EXERCISE DETAILS: All lines below containing the string "Replacement" are to be copied.

Data about app and page elements:
↓↓↓

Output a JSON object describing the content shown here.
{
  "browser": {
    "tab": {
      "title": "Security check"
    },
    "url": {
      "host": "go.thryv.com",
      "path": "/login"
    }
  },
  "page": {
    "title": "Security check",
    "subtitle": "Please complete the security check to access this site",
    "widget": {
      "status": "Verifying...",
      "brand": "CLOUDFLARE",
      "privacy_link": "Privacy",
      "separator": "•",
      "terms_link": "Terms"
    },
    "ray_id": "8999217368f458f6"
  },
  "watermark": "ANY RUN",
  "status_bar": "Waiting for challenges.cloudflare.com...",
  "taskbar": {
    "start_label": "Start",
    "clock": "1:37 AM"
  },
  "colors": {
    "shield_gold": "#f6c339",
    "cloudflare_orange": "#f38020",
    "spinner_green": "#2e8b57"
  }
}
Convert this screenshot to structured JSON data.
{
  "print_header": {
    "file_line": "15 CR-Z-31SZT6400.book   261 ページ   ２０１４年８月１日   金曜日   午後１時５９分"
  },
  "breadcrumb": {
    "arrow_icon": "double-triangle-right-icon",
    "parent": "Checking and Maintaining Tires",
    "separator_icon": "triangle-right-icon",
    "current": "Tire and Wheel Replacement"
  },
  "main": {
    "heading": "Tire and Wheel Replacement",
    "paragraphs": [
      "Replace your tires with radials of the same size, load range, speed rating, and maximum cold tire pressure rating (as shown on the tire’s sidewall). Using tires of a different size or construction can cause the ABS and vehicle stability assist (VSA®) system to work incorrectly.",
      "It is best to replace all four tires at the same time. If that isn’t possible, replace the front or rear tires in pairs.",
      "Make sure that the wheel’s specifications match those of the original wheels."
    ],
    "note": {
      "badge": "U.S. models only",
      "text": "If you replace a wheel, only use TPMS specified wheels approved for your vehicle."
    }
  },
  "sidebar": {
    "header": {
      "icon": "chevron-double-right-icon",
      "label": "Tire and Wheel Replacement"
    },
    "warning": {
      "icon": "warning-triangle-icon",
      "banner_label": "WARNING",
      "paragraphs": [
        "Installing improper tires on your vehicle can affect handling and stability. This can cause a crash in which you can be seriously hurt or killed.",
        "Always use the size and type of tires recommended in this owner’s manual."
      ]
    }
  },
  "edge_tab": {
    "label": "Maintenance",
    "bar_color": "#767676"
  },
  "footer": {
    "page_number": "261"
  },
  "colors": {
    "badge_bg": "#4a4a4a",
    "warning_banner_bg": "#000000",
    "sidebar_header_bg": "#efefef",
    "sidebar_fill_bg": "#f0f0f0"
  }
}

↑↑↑

OUTPUT FOR THIS TASK:
    "current": "Tire and Wheel Replacement"
    "heading": "Tire and Wheel Replacement",
      "label": "Tire and Wheel Replacement"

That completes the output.